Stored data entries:
◇ ◇ ◇ ◇
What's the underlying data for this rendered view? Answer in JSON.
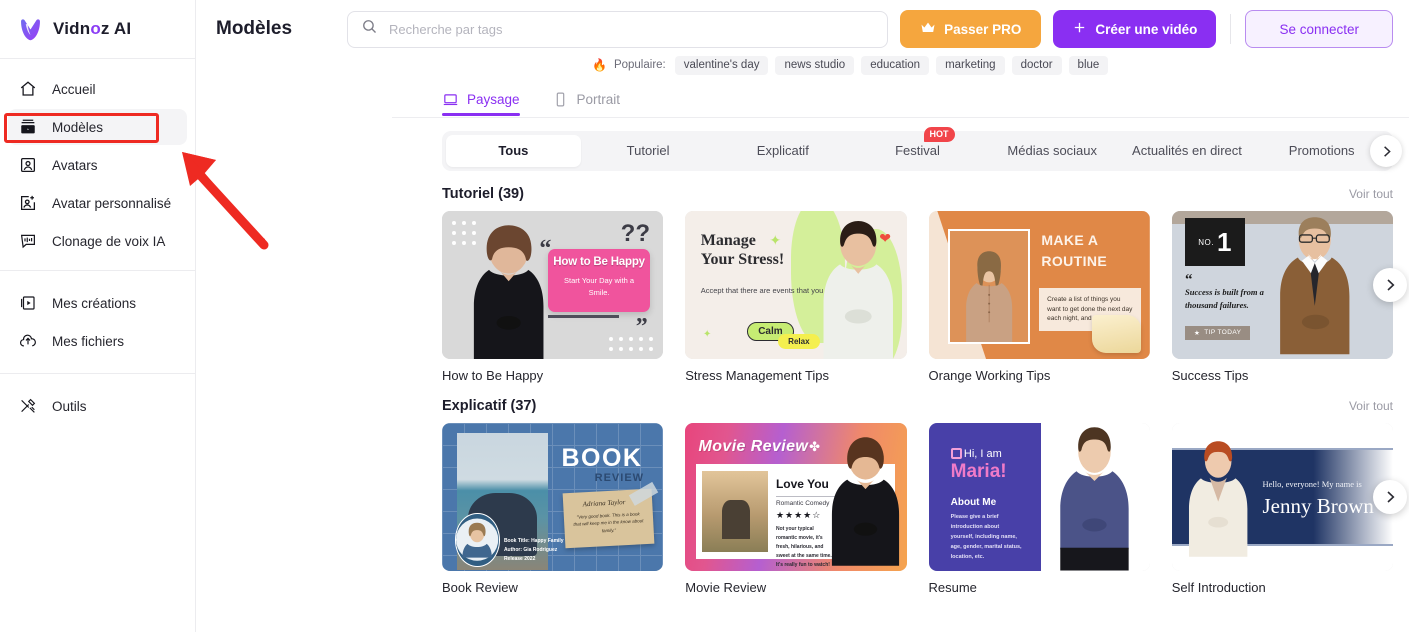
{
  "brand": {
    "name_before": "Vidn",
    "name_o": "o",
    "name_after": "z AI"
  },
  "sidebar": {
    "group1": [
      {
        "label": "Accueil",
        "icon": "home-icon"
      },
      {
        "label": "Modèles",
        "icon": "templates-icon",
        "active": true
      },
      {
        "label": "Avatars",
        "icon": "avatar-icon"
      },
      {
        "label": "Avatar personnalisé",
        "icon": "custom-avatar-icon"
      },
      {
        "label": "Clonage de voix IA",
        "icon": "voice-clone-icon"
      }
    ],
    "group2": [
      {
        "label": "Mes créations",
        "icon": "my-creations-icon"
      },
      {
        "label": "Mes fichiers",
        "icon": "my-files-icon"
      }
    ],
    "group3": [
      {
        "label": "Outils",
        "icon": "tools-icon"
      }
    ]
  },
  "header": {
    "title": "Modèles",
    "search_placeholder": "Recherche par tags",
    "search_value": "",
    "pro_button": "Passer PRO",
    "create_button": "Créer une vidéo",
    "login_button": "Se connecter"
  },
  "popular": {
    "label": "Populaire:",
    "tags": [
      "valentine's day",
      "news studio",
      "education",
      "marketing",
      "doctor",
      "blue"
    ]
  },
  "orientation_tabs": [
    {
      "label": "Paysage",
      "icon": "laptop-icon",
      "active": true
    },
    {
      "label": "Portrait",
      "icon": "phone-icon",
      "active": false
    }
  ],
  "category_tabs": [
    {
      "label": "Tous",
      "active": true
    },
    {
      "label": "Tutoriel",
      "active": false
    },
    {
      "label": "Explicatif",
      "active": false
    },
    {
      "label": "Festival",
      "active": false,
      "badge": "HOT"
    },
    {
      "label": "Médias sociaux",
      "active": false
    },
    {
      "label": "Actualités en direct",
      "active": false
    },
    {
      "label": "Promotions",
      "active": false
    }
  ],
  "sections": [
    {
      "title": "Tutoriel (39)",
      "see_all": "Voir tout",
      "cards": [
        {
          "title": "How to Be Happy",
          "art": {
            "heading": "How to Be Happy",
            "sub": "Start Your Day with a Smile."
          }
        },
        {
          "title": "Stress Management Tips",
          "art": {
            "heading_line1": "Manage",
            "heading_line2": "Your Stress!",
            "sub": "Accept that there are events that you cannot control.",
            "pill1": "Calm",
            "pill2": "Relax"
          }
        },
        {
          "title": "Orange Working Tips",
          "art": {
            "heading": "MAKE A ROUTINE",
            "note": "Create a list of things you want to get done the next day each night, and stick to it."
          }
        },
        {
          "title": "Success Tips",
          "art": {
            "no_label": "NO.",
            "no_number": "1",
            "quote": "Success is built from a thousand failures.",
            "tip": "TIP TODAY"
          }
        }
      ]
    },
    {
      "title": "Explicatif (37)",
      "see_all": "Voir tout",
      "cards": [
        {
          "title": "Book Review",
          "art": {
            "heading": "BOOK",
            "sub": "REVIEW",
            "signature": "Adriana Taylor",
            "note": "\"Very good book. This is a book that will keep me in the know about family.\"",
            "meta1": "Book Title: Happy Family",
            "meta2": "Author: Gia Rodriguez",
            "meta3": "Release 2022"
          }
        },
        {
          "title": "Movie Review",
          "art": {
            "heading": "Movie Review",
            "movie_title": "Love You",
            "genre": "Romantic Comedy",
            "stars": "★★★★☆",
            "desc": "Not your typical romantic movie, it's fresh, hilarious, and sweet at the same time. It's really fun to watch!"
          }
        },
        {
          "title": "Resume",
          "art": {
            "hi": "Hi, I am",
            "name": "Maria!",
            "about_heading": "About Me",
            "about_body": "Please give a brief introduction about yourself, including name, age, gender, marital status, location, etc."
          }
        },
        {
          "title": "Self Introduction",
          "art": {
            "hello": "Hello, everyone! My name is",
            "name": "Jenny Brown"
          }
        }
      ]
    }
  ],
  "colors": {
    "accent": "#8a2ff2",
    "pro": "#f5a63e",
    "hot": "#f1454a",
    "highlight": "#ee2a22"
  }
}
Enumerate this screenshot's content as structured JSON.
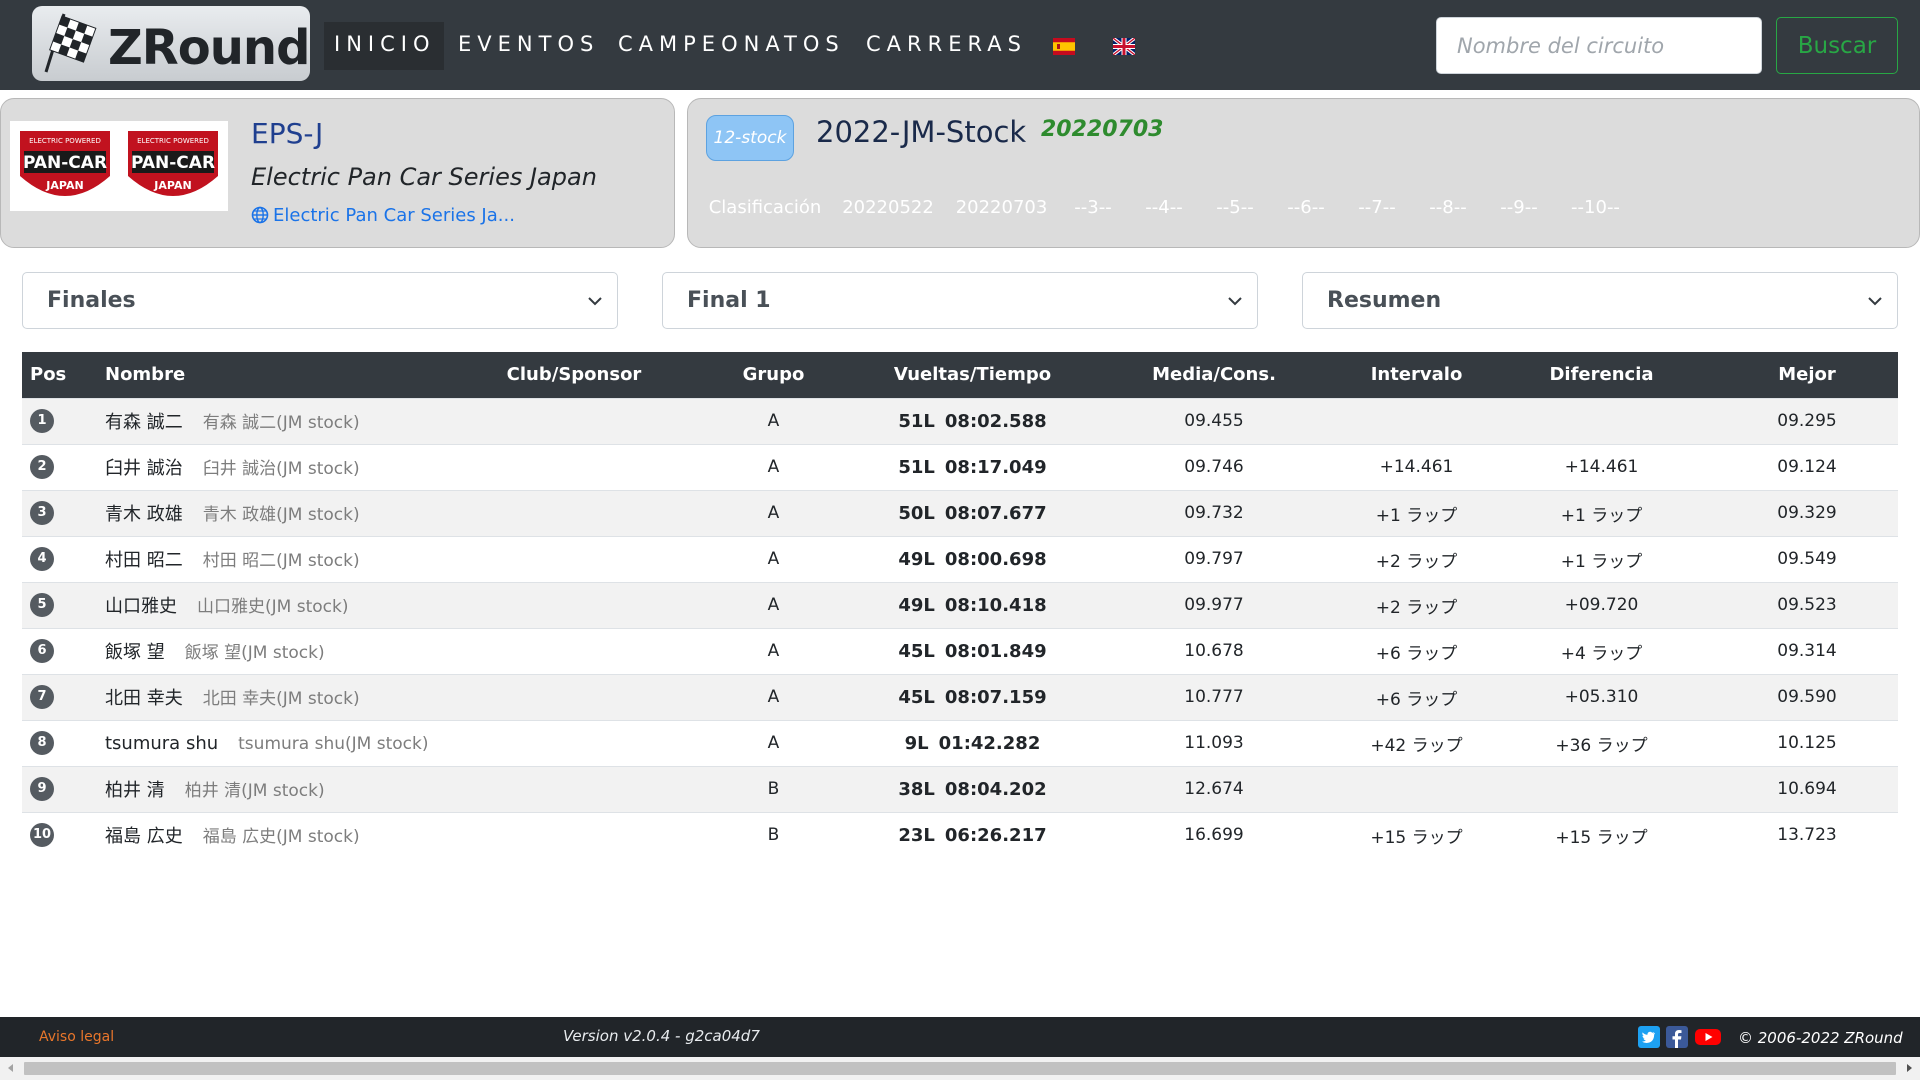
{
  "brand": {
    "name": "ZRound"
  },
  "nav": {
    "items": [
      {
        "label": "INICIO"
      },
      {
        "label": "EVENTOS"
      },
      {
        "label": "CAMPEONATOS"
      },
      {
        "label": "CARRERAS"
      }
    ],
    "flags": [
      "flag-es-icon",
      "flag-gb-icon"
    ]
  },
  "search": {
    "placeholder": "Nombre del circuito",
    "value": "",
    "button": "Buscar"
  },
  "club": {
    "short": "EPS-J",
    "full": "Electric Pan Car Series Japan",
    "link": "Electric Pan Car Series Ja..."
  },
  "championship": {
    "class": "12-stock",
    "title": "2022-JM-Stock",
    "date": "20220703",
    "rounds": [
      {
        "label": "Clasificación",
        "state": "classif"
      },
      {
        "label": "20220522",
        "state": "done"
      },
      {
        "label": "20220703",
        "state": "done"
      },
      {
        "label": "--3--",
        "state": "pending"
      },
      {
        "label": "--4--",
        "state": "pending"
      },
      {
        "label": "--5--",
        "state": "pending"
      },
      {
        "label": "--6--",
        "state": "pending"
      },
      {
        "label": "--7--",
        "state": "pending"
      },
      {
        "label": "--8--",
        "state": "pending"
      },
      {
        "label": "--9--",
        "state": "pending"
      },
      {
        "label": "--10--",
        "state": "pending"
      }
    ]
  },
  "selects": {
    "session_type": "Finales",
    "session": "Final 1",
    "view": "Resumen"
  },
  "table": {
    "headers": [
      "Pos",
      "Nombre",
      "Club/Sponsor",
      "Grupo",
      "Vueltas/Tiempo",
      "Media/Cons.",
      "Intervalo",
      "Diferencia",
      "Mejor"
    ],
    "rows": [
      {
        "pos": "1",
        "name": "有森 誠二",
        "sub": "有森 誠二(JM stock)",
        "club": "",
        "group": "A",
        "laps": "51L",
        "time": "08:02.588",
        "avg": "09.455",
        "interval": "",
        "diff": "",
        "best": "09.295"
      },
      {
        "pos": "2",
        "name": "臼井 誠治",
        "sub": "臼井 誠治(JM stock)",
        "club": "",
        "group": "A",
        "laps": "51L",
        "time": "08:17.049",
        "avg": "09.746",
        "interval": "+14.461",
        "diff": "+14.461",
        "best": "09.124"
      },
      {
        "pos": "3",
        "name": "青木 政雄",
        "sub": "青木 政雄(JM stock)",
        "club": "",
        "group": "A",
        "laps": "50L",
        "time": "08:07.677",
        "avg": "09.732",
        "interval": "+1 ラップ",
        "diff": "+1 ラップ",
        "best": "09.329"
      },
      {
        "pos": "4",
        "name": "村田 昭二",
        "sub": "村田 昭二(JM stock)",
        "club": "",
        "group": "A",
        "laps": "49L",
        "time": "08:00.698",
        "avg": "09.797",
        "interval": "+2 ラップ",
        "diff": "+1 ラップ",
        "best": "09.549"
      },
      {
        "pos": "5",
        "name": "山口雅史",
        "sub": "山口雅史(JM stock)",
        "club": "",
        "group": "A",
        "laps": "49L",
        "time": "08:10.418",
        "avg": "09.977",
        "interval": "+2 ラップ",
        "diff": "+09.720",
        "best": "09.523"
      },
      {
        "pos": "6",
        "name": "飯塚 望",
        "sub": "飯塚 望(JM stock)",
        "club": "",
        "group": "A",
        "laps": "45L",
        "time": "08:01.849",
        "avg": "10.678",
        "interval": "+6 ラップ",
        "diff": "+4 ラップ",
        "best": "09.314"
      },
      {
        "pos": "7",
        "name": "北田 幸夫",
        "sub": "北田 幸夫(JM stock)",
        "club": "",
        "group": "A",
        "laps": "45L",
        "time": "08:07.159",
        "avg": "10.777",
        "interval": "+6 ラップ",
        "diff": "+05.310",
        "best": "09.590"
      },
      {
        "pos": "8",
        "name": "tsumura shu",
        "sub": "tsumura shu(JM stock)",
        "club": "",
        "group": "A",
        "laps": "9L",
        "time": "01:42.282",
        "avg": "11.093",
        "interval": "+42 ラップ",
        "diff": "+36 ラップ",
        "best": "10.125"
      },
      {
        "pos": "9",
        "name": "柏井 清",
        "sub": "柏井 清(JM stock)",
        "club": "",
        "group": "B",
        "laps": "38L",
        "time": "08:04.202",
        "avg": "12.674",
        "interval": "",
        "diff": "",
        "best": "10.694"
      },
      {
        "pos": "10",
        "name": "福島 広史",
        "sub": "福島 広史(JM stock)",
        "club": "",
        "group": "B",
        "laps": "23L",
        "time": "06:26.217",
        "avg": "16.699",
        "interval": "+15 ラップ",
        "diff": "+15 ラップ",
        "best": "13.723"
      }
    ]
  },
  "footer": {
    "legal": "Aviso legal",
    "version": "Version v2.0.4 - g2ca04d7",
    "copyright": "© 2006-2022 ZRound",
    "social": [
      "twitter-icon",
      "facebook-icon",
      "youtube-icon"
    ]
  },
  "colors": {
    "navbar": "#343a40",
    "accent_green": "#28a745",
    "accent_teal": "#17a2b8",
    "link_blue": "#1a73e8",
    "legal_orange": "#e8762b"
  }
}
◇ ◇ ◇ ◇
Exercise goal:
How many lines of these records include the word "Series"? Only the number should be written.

Solution for this task:
2